“It looked just like BBB to me. I am not sure if there is a sweet spot there,” she said.
Other Democrats are leery of Manchin’s new push to find 10 Republicans to agree on a climate and energy bill, suspecting it will prove futile. For some in the party, it’s reminiscent of his failed effort to get Republicans on board with election and voting reform. But Manchin was quick to point out that the Senate came together last year to pass a bipartisan infrastructure bill after negotiations he helped spearhead.
And there’s some recent history to show Manchin could succeed; a bipartisan energy package that he and Murkowski crafted got included in 2020’s year-end spending bill, which included climate benefits. However, any legislation that could attract 10 Republicans would likely be a bitter pill for climate hawks wary of significant further investments in fossil-fuel technologies.
“I think that’s going to be a heavy lift. If he can do it, great,” Sen. Ben Cardin (D-Md.) said. “I think the easier path is reconciliation.”
Others shared that sense of skepticism. Sen. Angus King (I-Maine), a member of the Energy Committee, called a deal “difficult.”
“It would require 10 Republicans, and unfortunately the closer we get to an election the less likelihood there is of bipartisan cooperation,” he said in an interview.
Manchin also wants to increase the corporate tax rate to 25 percent and the capital gains tax rate to 28 percent. His fellow centrist Sen. Kyrsten Sinema (D-Ariz.), however, has previously resisted tax rate increases and steered her attention toward creation of new levies focused on upper-income earners.
Schumer has not set a deadline for when the Democratic caucus would need to come together on a party-line package, although a reconciliation bill would have to pass by the Sept. 30 end of the fiscal year in order to maintain protection from a GOP filibuster. While Democrats have focused their messaging in recent weeks on lowering costs and addressing inflation, the path forward to a proposal that would unite all 50 members of the caucus is murky at the moment.
Schumer described his meeting with Manchin as “preliminary and good” and said they’d continue talking.
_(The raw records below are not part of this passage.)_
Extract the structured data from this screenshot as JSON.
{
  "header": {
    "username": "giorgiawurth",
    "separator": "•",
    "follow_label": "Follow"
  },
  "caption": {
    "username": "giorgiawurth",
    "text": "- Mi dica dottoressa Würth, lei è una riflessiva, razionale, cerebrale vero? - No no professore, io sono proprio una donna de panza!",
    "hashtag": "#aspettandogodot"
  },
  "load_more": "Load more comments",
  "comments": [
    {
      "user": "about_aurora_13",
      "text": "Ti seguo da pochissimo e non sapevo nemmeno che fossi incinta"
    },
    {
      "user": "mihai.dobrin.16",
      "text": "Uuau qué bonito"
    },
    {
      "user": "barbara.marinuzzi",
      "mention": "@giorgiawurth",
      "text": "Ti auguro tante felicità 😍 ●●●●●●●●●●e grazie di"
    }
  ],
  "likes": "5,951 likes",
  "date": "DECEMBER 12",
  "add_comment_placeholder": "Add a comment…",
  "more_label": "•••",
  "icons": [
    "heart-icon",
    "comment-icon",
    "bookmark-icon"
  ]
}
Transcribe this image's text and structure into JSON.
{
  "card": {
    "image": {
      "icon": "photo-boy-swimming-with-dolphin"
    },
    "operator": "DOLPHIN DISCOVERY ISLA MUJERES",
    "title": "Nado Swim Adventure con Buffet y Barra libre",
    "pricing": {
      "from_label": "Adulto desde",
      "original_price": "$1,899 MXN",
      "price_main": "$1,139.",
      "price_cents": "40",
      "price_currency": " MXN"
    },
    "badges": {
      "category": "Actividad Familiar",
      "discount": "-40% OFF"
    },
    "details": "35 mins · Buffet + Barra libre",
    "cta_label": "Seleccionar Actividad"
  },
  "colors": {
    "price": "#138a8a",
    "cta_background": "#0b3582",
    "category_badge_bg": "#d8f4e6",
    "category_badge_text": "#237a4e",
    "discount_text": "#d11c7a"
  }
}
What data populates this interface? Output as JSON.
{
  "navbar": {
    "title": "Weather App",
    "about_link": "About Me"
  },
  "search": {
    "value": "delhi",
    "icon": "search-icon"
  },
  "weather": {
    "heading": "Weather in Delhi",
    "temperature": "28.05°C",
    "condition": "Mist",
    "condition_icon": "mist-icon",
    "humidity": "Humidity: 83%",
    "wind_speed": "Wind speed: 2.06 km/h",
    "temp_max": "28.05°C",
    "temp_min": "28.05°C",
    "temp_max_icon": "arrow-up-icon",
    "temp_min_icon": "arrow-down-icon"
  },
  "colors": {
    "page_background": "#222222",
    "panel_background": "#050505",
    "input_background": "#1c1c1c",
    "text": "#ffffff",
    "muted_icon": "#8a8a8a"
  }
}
“There are varying levels of optimism” in the Democratic caucus about the prospects for a party-line bill, said Majority Whip Dick Durbin (D-Ill.). “I’m more skeptical.”